DSU administration undergoes changes: Officials heed advice of auditAfter experiencing a tumultuous 2011-12 school year, there are several administrative changes in store for Dickinson State University, officials said.
By: Katherine Grandstrand, The Dickinson Press
After experiencing a tumultuous 2011-12 school year, there are several administrative changes in store for Dickinson State University, officials said.
Many changes take effect Sunday, when fiscal year 2013 begins, DSU director of university relations Marie Moe said Wednesday.
The changes are a chance for DSU to wipe the slate clean and start fresh in the fall, she said.
“This is an opportunity for us to accept the reality of what happened at DSU and to lead the institution in positive change,” Moe said.

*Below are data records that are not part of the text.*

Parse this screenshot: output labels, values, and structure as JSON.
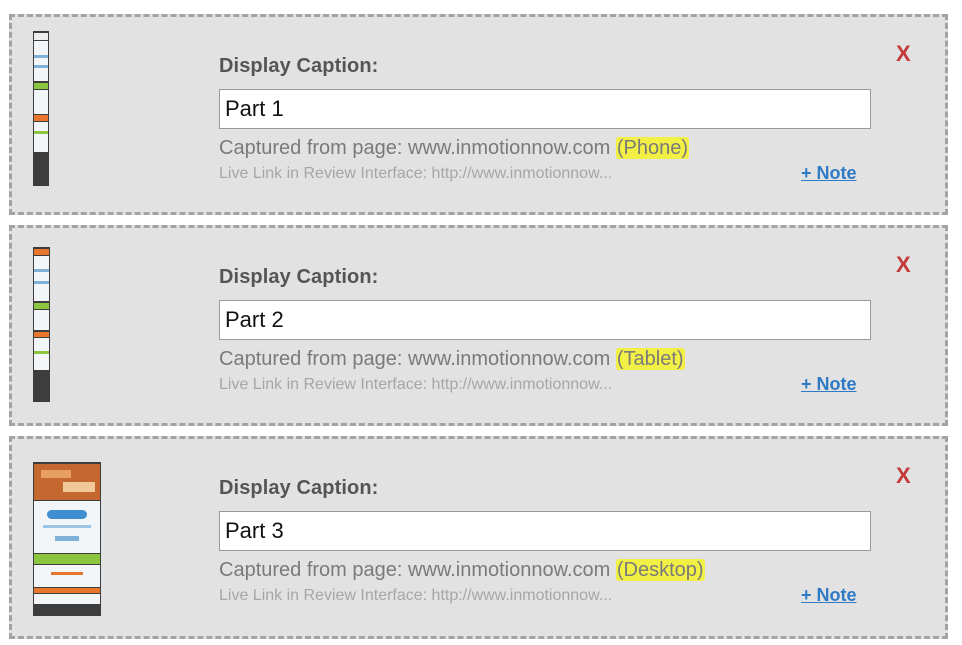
{
  "captures": [
    {
      "caption_label": "Display Caption:",
      "caption_value": "Part 1",
      "captured_prefix": "Captured from page: www.inmotionnow.com ",
      "device": "(Phone)",
      "live_link": "Live Link in Review Interface: http://www.inmotionnow...",
      "note_label": "+ Note",
      "remove_label": "X",
      "thumbnail_icon": "phone-page-thumbnail"
    },
    {
      "caption_label": "Display Caption:",
      "caption_value": "Part 2",
      "captured_prefix": "Captured from page: www.inmotionnow.com ",
      "device": "(Tablet)",
      "live_link": "Live Link in Review Interface: http://www.inmotionnow...",
      "note_label": "+ Note",
      "remove_label": "X",
      "thumbnail_icon": "tablet-page-thumbnail"
    },
    {
      "caption_label": "Display Caption:",
      "caption_value": "Part 3",
      "captured_prefix": "Captured from page: www.inmotionnow.com ",
      "device": "(Desktop)",
      "live_link": "Live Link in Review Interface: http://www.inmotionnow...",
      "note_label": "+ Note",
      "remove_label": "X",
      "thumbnail_icon": "desktop-page-thumbnail"
    }
  ],
  "colors": {
    "card_background": "#e2e2e2",
    "card_border": "#a3a3a3",
    "device_highlight": "#f3f045",
    "note_link": "#2e7ac5",
    "remove_x": "#c43a3a"
  }
}
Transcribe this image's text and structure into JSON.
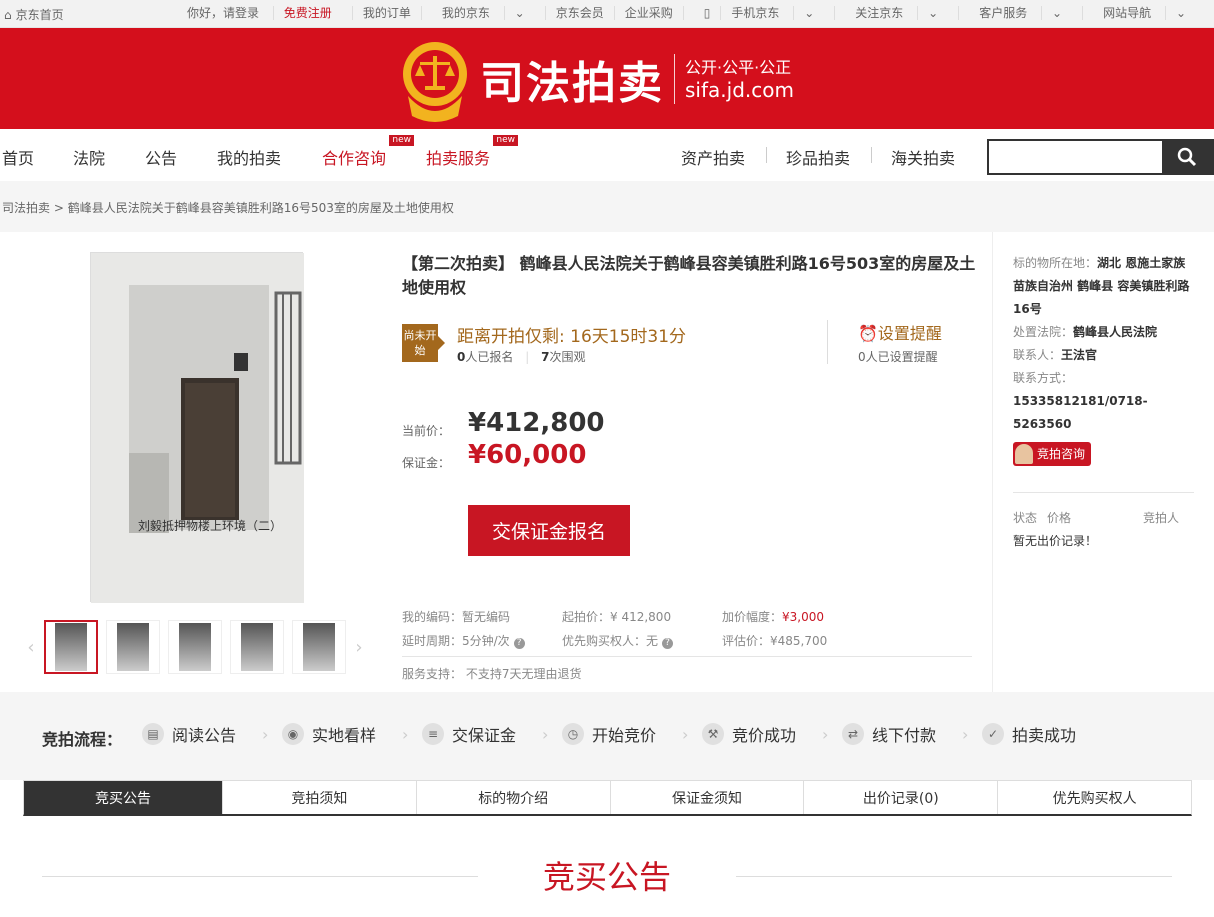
{
  "topbar": {
    "home": "京东首页",
    "greeting": "你好，请登录",
    "register": "免费注册",
    "links": [
      "我的订单",
      "我的京东",
      "京东会员",
      "企业采购",
      "手机京东",
      "关注京东",
      "客户服务",
      "网站导航"
    ]
  },
  "banner": {
    "title": "司法拍卖",
    "slogan": "公开·公平·公正",
    "url": "sifa.jd.com"
  },
  "nav": {
    "left": [
      "首页",
      "法院",
      "公告",
      "我的拍卖",
      "合作咨询",
      "拍卖服务"
    ],
    "new_badge": "new",
    "right": [
      "资产拍卖",
      "珍品拍卖",
      "海关拍卖"
    ]
  },
  "breadcrumb": {
    "root": "司法拍卖",
    "current": "鹤峰县人民法院关于鹤峰县容美镇胜利路16号503室的房屋及土地使用权"
  },
  "photo": {
    "caption": "刘毅抵押物楼上环境（二）"
  },
  "item": {
    "title": "【第二次拍卖】 鹤峰县人民法院关于鹤峰县容美镇胜利路16号503室的房屋及土地使用权",
    "status": "尚未开始",
    "remain": "距离开拍仅剩: 16天15时31分",
    "signups": "0",
    "signups_label": "人已报名",
    "views": "7",
    "views_label": "次围观",
    "reminder_label": "设置提醒",
    "reminder_count": "0人已设置提醒",
    "current_price_label": "当前价：",
    "current_price": "¥412,800",
    "deposit_label": "保证金：",
    "deposit": "¥60,000",
    "deposit_button": "交保证金报名",
    "details": {
      "code": "我的编码：暂无编码",
      "start": "起拍价：¥ 412,800",
      "increment_label": "加价幅度：",
      "increment": "¥3,000",
      "delay": "延时周期：5分钟/次",
      "priority": "优先购买权人：无",
      "appraisal": "评估价：¥485,700"
    },
    "service": "服务支持：  不支持7天无理由退货"
  },
  "side": {
    "location_label": "标的物所在地：",
    "location": "湖北 恩施土家族苗族自治州 鹤峰县 容美镇胜利路16号",
    "court_label": "处置法院：",
    "court": "鹤峰县人民法院",
    "contact_label": "联系人：",
    "contact": "王法官",
    "phone_label": "联系方式：",
    "phone": "15335812181/0718-5263560",
    "consult_button": "竞拍咨询",
    "bid_headers": [
      "状态",
      "价格",
      "竞拍人"
    ],
    "bid_empty": "暂无出价记录！"
  },
  "flow": {
    "label": "竞拍流程：",
    "steps": [
      "阅读公告",
      "实地看样",
      "交保证金",
      "开始竞价",
      "竞价成功",
      "线下付款",
      "拍卖成功"
    ]
  },
  "tabs": [
    "竞买公告",
    "竞拍须知",
    "标的物介绍",
    "保证金须知",
    "出价记录(0)",
    "优先购买权人"
  ],
  "announcement_title": "竞买公告",
  "colors": {
    "brand_red": "#d40f1c",
    "accent_red": "#c81623",
    "gold": "#a3681d"
  }
}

It was recommended in an audit performed by the North Dakota state auditor that DSU combine enrollment services, university relations, multicultural affairs and financial aid.
The director of enrollment services position, formerly held by Norman Coley, was eliminated and a new department was created.

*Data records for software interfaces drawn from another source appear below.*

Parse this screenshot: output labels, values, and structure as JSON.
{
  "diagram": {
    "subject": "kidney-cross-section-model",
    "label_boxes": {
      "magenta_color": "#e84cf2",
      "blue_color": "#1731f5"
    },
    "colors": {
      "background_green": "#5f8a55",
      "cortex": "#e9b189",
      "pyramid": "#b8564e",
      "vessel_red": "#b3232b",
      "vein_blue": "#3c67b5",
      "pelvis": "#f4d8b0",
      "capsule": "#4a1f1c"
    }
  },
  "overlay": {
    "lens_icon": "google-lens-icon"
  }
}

Coley was not offered an alternative position with the university. A listing for Coley could not be located.
Moe will head the enrollment services and communications division.
Outgoing North Dakota University System Chancellor William Goetz feels confident leaving NDUS, even with all the changes at the school where he was once a professor.

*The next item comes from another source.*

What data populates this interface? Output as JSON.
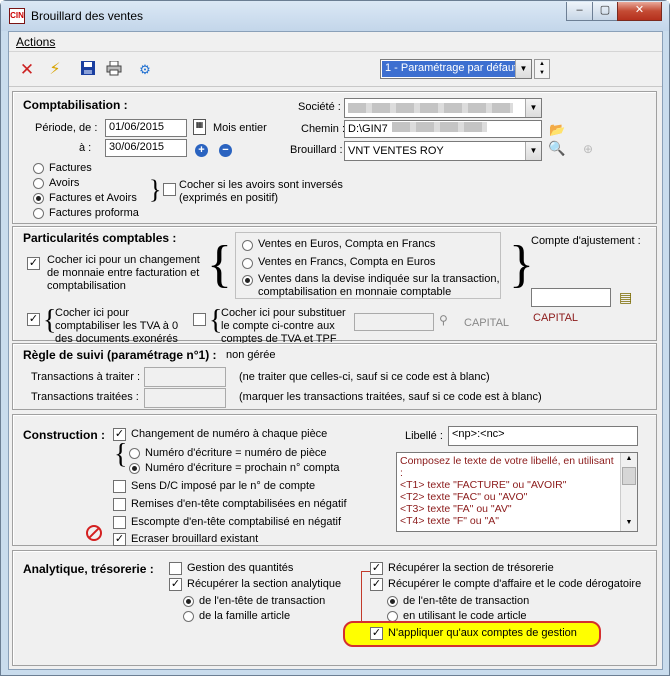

“I think the standing of the university today is very good,” he said Thursday. “There’s a lot of optimism on the campus, there’s optimism by the faculty, the administration. I know the president is very optimistic about the future and the continuation of good, quality education at the university.”
Goetz’s last day as chancellor is today, although he will be available to his replacement, Hamid “Ham” Shirvani, for the next two months in a consulting capacity, Goetz said.
This past spring saw many changes in the administration of DSU, including the retirement of Registrar Marshall Melbye and most recently of Vice President of Business Affairs Alvin Binstock, whose retirement is effective Saturday.
Jon Brudvig, vice president for academic affairs, and Hal Haynes, vice president for student development, tendered their resignations earlier this year.
A permanent replacement, Kathleen Meyer, was found for the registrar.
The university is performing a nationwide search and hopes to have the academic affairs/provost position filled by the end of August, which has been held by interim Vice President Richard Brauhn. A search also will be conducted for the business affairs position.
Pattie Carr, a 13-year DSU veteran, has been appointed the interim vice president for student development.
At the beginning of the school year, former President Richard McCallum was ousted. He was replaced by interim President D.C. Coston, who was later appointed as permanent president Feb. 20.
Ten days before, the university was rocked when Doug LaPlante, dean for the College of Education, Business and Applied Science, was found deceased in nearby Memorial Park from an apparent suicide. That same day saw the public disclosure of an audit revealing DSU had been graduating foreign students without first having completed all requirements.
LaPlante’s successor will be interim Dean Dawn Olson.
There were a few changes in the chairmanships of the departments, but there were no faculty resignations, Moe said.
There is confidence at DSU in the new leadership, Carr said.
“I am a city girl at heart,” she said. “And it would be really hard for me to live in Dickinson without this job, without working for DSU.”
The students have been and will remain the life blood of the university, Moe said.
“We’re going to continue to do what we do best,” she said. “Training teachers, training nurses, health care professionals.”
Neither Moe nor Carr were worried about student perception of DSU.
“I think over time the activities of the past year will become more of a memory as people recall the great tradition that Dickinson State has here,” Moe said.
In her former capacity as wellness program director, Carr made calls to students who had not registered for the fall semester and only one of the 60-plus students she spoke to was upset with the university for an unrelated matter.
“Maybe they really didn’t understand all that had gone on,” she said. “Or they were forgiving, or whatever, but I was really encouraged by that.”
Carr, Goetz and Moe are all confident that DSU will remain an important part of the region and of NDUS.
“I think Dickinson plays a major part as an institution in the southwest area and particularly now with the growing population in the western part of the state,” Goetz said. “Dickinson’s role will continue and strengthen and certainly there will be a need to make certain that the institution is fulfilling its role in that area of the state.”